• **Exercise details**:
Among the records below, find the line that has "What's the underlying"; from there, give the lines again exactly, and stop after the line that has "Decode this image".

• **Data shown**:

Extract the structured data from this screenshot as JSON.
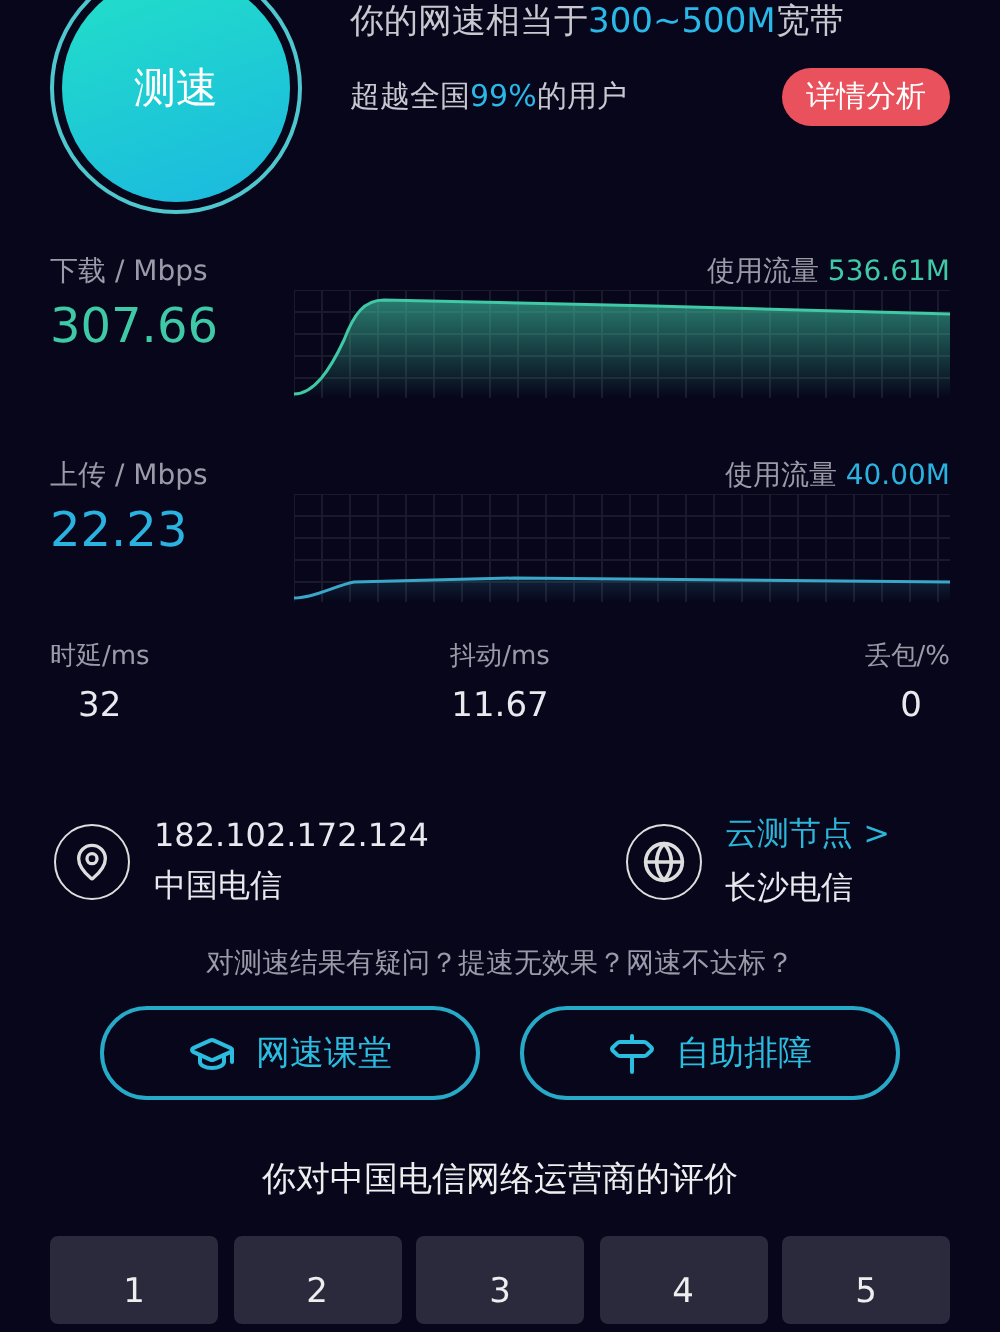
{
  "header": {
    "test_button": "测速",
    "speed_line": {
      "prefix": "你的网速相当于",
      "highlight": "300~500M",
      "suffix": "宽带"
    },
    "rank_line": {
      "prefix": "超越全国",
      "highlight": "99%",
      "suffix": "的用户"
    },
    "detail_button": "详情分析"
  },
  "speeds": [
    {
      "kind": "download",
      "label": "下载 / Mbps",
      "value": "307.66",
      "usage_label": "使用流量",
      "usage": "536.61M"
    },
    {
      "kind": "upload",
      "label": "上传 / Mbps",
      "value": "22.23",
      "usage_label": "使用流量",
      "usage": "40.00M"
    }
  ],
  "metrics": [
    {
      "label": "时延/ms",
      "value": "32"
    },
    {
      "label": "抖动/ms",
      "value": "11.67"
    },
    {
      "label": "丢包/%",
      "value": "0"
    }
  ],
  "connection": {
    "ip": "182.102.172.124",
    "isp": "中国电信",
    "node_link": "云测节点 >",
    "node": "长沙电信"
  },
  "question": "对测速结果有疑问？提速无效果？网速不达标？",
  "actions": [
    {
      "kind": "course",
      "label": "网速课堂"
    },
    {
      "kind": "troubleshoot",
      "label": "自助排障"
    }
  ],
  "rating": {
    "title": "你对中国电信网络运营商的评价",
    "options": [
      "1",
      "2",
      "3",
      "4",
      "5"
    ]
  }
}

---

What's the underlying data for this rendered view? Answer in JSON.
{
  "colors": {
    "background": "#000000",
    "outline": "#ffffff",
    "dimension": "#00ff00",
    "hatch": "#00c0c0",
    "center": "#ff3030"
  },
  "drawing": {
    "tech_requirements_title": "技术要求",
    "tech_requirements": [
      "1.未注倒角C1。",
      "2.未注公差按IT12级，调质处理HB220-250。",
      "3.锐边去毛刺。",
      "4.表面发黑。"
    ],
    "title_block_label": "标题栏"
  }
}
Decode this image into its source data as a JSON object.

• **Result of this exercise**:
What's the underlying data for this rendered view? Answer in JSON.
{
  "colors": {
    "background": "#000000",
    "outline": "#ffffff",
    "dimension": "#00ff00",
    "hatch": "#00c0c0",
    "center": "#ff3030"
  },
  "drawing": {
    "tech_requirements_title": "技术要求",
    "tech_requirements": [
      "1.未注倒角C1。",
      "2.未注公差按IT12级，调质处理HB220-250。",
      "3.锐边去毛刺。",
      "4.表面发黑。"
    ],
    "title_block_label": "标题栏"
  }
}
Decode this image into its source data as a JSON object.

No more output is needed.